Q: How long does it take to destroy $15,000 in cash?
A: The same time it takes to pre-heat your oven.
A man from Australia can vouch for that. He sold his car and stashed the dough in his oven for safekeeping.
It seemed like the perfect hiding spot until his wife got a mad craving for chicken nuggets and preheated the oven with the $15,000 still inside!
The result: A matted mess of cooked, colorful cash.
What makes this situation 15,000 times worse is the money was supposed to go towards the couple’s mortgage payment. The husband, who didn’t want to give his name (I’m guessing to avoid further embarrassment), told members of the Australian media the money was everything he had.
He also tried (“tried” being the key word) to stick up for his wife by saying she rarely cooks or uses the oven.
Thankfully, the Reserve Bank of Australia is reportedly working with the couple on a solution.
But, this story gets you thinking … what if your cash is destroyed in some crazy way such as this?
Each year the U.S. Treasury handles approximately 30,000 claims and redeems mutilated currency valued at over $30 million, according to the Bureau of Engraving and Printing (BEP).
Under regulations issued by the Department of the Treasury, damaged U.S. currency may be exchanged at face value if:
- More than 50% of a note identifiable as United States currency is present; or,
- 50% or less of a note identifiable as United States currency is present, and the method of mutilation and supporting evidence demonstrates to the satisfaction of the Treasury that the missing portions have been totally destroyed.
Mutilated currency does not include:
- Any badly soiled, dirty, defaced, disintegrated, limp, torn, worn, out currency note that is clearly more than one-half of the original note, and does not require special examination to determine its value.
- These notes should be exchanged through your local bank.
Want to see how far the bureau goes to restore your damaged dough? Check out this video.
If you think your currency falls into the damaged category you can submit a claim on the Bureau of Engraving and Printing web site, but you’re going to have to be patient. According to the bureau, standard claims are currently taking approximately 12 to 16 weeks to process depending on the condition of the currency.
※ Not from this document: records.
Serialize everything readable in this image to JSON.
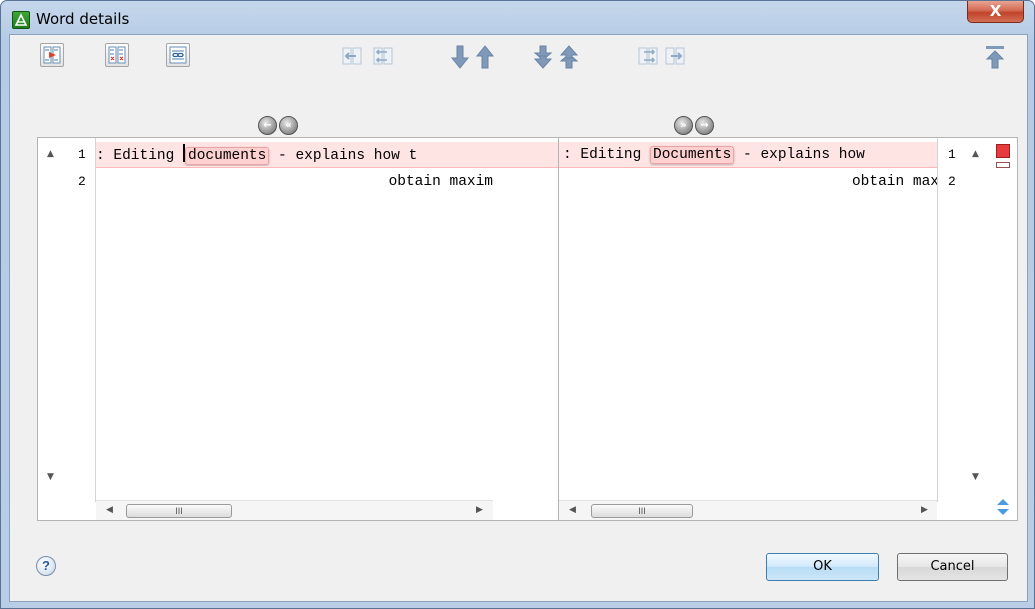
{
  "window": {
    "title": "Word details",
    "close_label": "X"
  },
  "toolbar": {
    "icons": [
      "compare-icon",
      "diff-options-icon",
      "link-scroll-icon",
      "copy-left-icon",
      "copy-all-left-icon",
      "next-change-icon",
      "previous-change-icon",
      "next-block-icon",
      "previous-block-icon",
      "copy-all-right-icon",
      "copy-right-icon",
      "first-change-icon"
    ]
  },
  "left_pane": {
    "lines": [
      {
        "number": "1",
        "before": ": Editing ",
        "word": "documents",
        "after": " - explains how t"
      },
      {
        "number": "2",
        "text": "obtain maxim"
      }
    ],
    "scroll_thumb": "III"
  },
  "right_pane": {
    "lines": [
      {
        "number": "1",
        "before": ": Editing ",
        "word": "Documents",
        "after": " - explains how"
      },
      {
        "number": "2",
        "text": "obtain max"
      }
    ],
    "scroll_thumb": "III"
  },
  "colors": {
    "change_highlight": "#ffe4e4",
    "word_highlight": "#ffd0d0",
    "overview_mark": "#e83b3b"
  },
  "buttons": {
    "help": "?",
    "ok": "OK",
    "cancel": "Cancel"
  }
}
If your highly concerned about your cash maybe you shouldn’t be, check out this article by another Quizzologist on the end of cash.